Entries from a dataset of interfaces
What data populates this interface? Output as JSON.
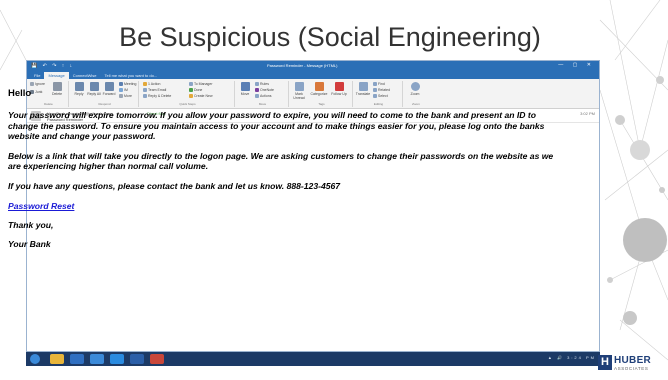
{
  "slide": {
    "title": "Be Suspicious (Social Engineering)"
  },
  "window": {
    "title": "Password Reminder - Message (HTML)",
    "tabs": [
      "File",
      "Message",
      "ConnectWise",
      "Tell me what you want to do..."
    ],
    "ribbon": {
      "delete_group": {
        "label": "Delete",
        "ignore": "Ignore",
        "junk": "Junk",
        "delete": "Delete"
      },
      "respond_group": {
        "label": "Respond",
        "reply": "Reply",
        "reply_all": "Reply All",
        "forward": "Forward",
        "meeting": "Meeting",
        "im": "IM",
        "more": "More"
      },
      "quick_steps_group": {
        "label": "Quick Steps",
        "items": [
          "1 Action",
          "Team Email",
          "Reply & Delete",
          "To Manager",
          "Done",
          "Create New"
        ]
      },
      "move_group": {
        "label": "Move",
        "move": "Move",
        "rules": "Rules",
        "onenote": "OneNote",
        "actions": "Actions"
      },
      "tags_group": {
        "label": "Tags",
        "mark_unread": "Mark Unread",
        "categorize": "Categorize",
        "follow_up": "Follow Up"
      },
      "editing_group": {
        "label": "Editing",
        "translate": "Translate",
        "find": "Find",
        "related": "Related",
        "select": "Select"
      },
      "zoom_group": {
        "label": "Zoom",
        "zoom": "Zoom"
      }
    },
    "header": {
      "from": "Your Bank <yourbank@ydbank.com>",
      "flag": "Direct flag",
      "subject": "Password Reminder",
      "time": "3:02 PM"
    }
  },
  "email": {
    "greeting": "Hello",
    "paragraphs": [
      "Your password will expire tomorrow.  If you allow your password to expire, you will need to come to the bank and present an ID to change the password.  To ensure you maintain access to your account and to make things easier for you, please log onto the banks website and change your password.",
      "Below is a link that will take you directly to the logon page.  We are asking customers to change their  passwords on the website as we are experiencing higher than normal call volume.",
      "If you have any questions, please contact the bank and let us know. 888-123-4567"
    ],
    "link_text": "Password Reset",
    "closing": "Thank you,",
    "signature": "Your Bank"
  },
  "taskbar": {
    "clock": "3:24 PM"
  },
  "logo": {
    "mark": "H",
    "name": "HUBER",
    "sub": "ASSOCIATES"
  },
  "colors": {
    "accent": "#2b6fb6",
    "taskbar": "#1c3a66",
    "link": "#1a1ad6",
    "logo": "#1f3f78"
  }
}
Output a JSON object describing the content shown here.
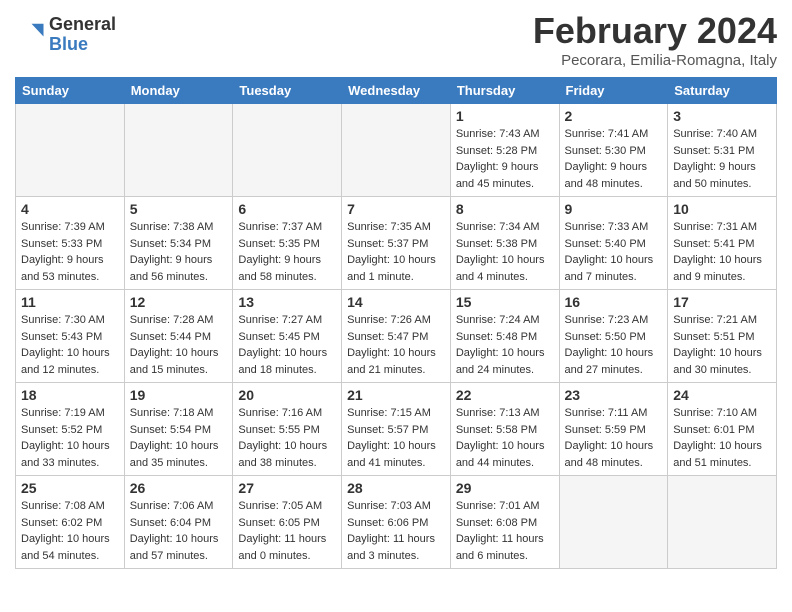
{
  "header": {
    "logo_general": "General",
    "logo_blue": "Blue",
    "title": "February 2024",
    "location": "Pecorara, Emilia-Romagna, Italy"
  },
  "days_of_week": [
    "Sunday",
    "Monday",
    "Tuesday",
    "Wednesday",
    "Thursday",
    "Friday",
    "Saturday"
  ],
  "weeks": [
    [
      {
        "num": "",
        "info": ""
      },
      {
        "num": "",
        "info": ""
      },
      {
        "num": "",
        "info": ""
      },
      {
        "num": "",
        "info": ""
      },
      {
        "num": "1",
        "info": "Sunrise: 7:43 AM\nSunset: 5:28 PM\nDaylight: 9 hours\nand 45 minutes."
      },
      {
        "num": "2",
        "info": "Sunrise: 7:41 AM\nSunset: 5:30 PM\nDaylight: 9 hours\nand 48 minutes."
      },
      {
        "num": "3",
        "info": "Sunrise: 7:40 AM\nSunset: 5:31 PM\nDaylight: 9 hours\nand 50 minutes."
      }
    ],
    [
      {
        "num": "4",
        "info": "Sunrise: 7:39 AM\nSunset: 5:33 PM\nDaylight: 9 hours\nand 53 minutes."
      },
      {
        "num": "5",
        "info": "Sunrise: 7:38 AM\nSunset: 5:34 PM\nDaylight: 9 hours\nand 56 minutes."
      },
      {
        "num": "6",
        "info": "Sunrise: 7:37 AM\nSunset: 5:35 PM\nDaylight: 9 hours\nand 58 minutes."
      },
      {
        "num": "7",
        "info": "Sunrise: 7:35 AM\nSunset: 5:37 PM\nDaylight: 10 hours\nand 1 minute."
      },
      {
        "num": "8",
        "info": "Sunrise: 7:34 AM\nSunset: 5:38 PM\nDaylight: 10 hours\nand 4 minutes."
      },
      {
        "num": "9",
        "info": "Sunrise: 7:33 AM\nSunset: 5:40 PM\nDaylight: 10 hours\nand 7 minutes."
      },
      {
        "num": "10",
        "info": "Sunrise: 7:31 AM\nSunset: 5:41 PM\nDaylight: 10 hours\nand 9 minutes."
      }
    ],
    [
      {
        "num": "11",
        "info": "Sunrise: 7:30 AM\nSunset: 5:43 PM\nDaylight: 10 hours\nand 12 minutes."
      },
      {
        "num": "12",
        "info": "Sunrise: 7:28 AM\nSunset: 5:44 PM\nDaylight: 10 hours\nand 15 minutes."
      },
      {
        "num": "13",
        "info": "Sunrise: 7:27 AM\nSunset: 5:45 PM\nDaylight: 10 hours\nand 18 minutes."
      },
      {
        "num": "14",
        "info": "Sunrise: 7:26 AM\nSunset: 5:47 PM\nDaylight: 10 hours\nand 21 minutes."
      },
      {
        "num": "15",
        "info": "Sunrise: 7:24 AM\nSunset: 5:48 PM\nDaylight: 10 hours\nand 24 minutes."
      },
      {
        "num": "16",
        "info": "Sunrise: 7:23 AM\nSunset: 5:50 PM\nDaylight: 10 hours\nand 27 minutes."
      },
      {
        "num": "17",
        "info": "Sunrise: 7:21 AM\nSunset: 5:51 PM\nDaylight: 10 hours\nand 30 minutes."
      }
    ],
    [
      {
        "num": "18",
        "info": "Sunrise: 7:19 AM\nSunset: 5:52 PM\nDaylight: 10 hours\nand 33 minutes."
      },
      {
        "num": "19",
        "info": "Sunrise: 7:18 AM\nSunset: 5:54 PM\nDaylight: 10 hours\nand 35 minutes."
      },
      {
        "num": "20",
        "info": "Sunrise: 7:16 AM\nSunset: 5:55 PM\nDaylight: 10 hours\nand 38 minutes."
      },
      {
        "num": "21",
        "info": "Sunrise: 7:15 AM\nSunset: 5:57 PM\nDaylight: 10 hours\nand 41 minutes."
      },
      {
        "num": "22",
        "info": "Sunrise: 7:13 AM\nSunset: 5:58 PM\nDaylight: 10 hours\nand 44 minutes."
      },
      {
        "num": "23",
        "info": "Sunrise: 7:11 AM\nSunset: 5:59 PM\nDaylight: 10 hours\nand 48 minutes."
      },
      {
        "num": "24",
        "info": "Sunrise: 7:10 AM\nSunset: 6:01 PM\nDaylight: 10 hours\nand 51 minutes."
      }
    ],
    [
      {
        "num": "25",
        "info": "Sunrise: 7:08 AM\nSunset: 6:02 PM\nDaylight: 10 hours\nand 54 minutes."
      },
      {
        "num": "26",
        "info": "Sunrise: 7:06 AM\nSunset: 6:04 PM\nDaylight: 10 hours\nand 57 minutes."
      },
      {
        "num": "27",
        "info": "Sunrise: 7:05 AM\nSunset: 6:05 PM\nDaylight: 11 hours\nand 0 minutes."
      },
      {
        "num": "28",
        "info": "Sunrise: 7:03 AM\nSunset: 6:06 PM\nDaylight: 11 hours\nand 3 minutes."
      },
      {
        "num": "29",
        "info": "Sunrise: 7:01 AM\nSunset: 6:08 PM\nDaylight: 11 hours\nand 6 minutes."
      },
      {
        "num": "",
        "info": ""
      },
      {
        "num": "",
        "info": ""
      }
    ]
  ]
}
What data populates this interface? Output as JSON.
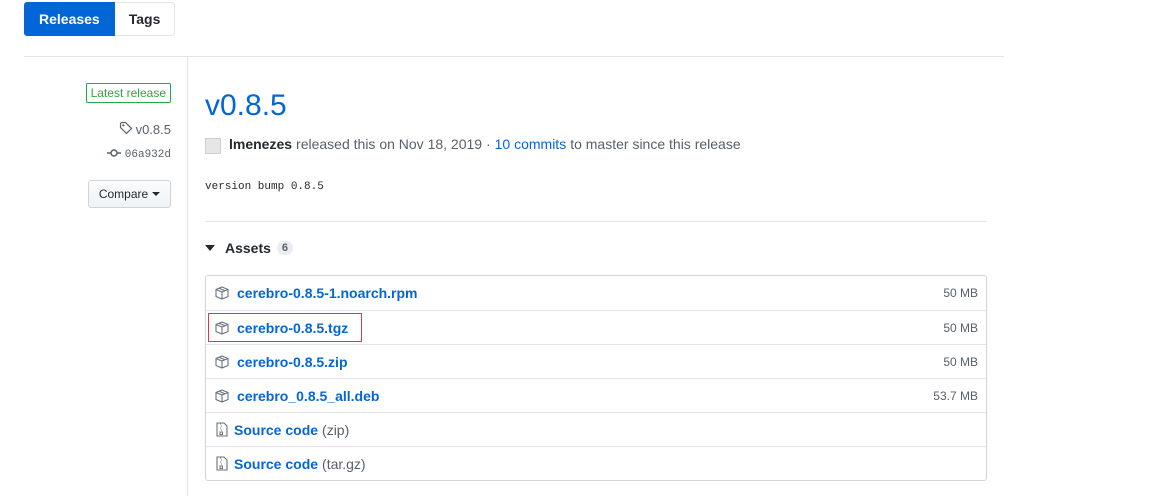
{
  "tabs": [
    {
      "label": "Releases",
      "active": true
    },
    {
      "label": "Tags",
      "active": false
    }
  ],
  "sidebar": {
    "badge": "Latest release",
    "tag": "v0.8.5",
    "commit": "06a932d",
    "compare_label": "Compare"
  },
  "release": {
    "title": "v0.8.5",
    "author": "lmenezes",
    "released_text": "released this on Nov 18, 2019 ·",
    "commits_link": "10 commits",
    "to_master_text": "to master since this release",
    "body": "version bump 0.8.5"
  },
  "assets": {
    "heading": "Assets",
    "count": "6",
    "items": [
      {
        "name": "cerebro-0.8.5-1.noarch.rpm",
        "size": "50 MB",
        "icon": "package-icon"
      },
      {
        "name": "cerebro-0.8.5.tgz",
        "size": "50 MB",
        "icon": "package-icon",
        "highlighted": true
      },
      {
        "name": "cerebro-0.8.5.zip",
        "size": "50 MB",
        "icon": "package-icon"
      },
      {
        "name": "cerebro_0.8.5_all.deb",
        "size": "53.7 MB",
        "icon": "package-icon"
      },
      {
        "name": "Source code",
        "suffix": "(zip)",
        "icon": "file-zip-icon"
      },
      {
        "name": "Source code",
        "suffix": "(tar.gz)",
        "icon": "file-zip-icon"
      }
    ]
  },
  "colors": {
    "accent": "#0366d6",
    "badge_green": "#28a745",
    "highlight_red": "#d73a49"
  }
}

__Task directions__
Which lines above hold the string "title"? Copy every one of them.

__Response__
    "title": "Be Suspicious (Social Engineering)"
    "title": "Password Reminder - Message (HTML)",
    "title": "February 2024",
    "title": "v0.8.5",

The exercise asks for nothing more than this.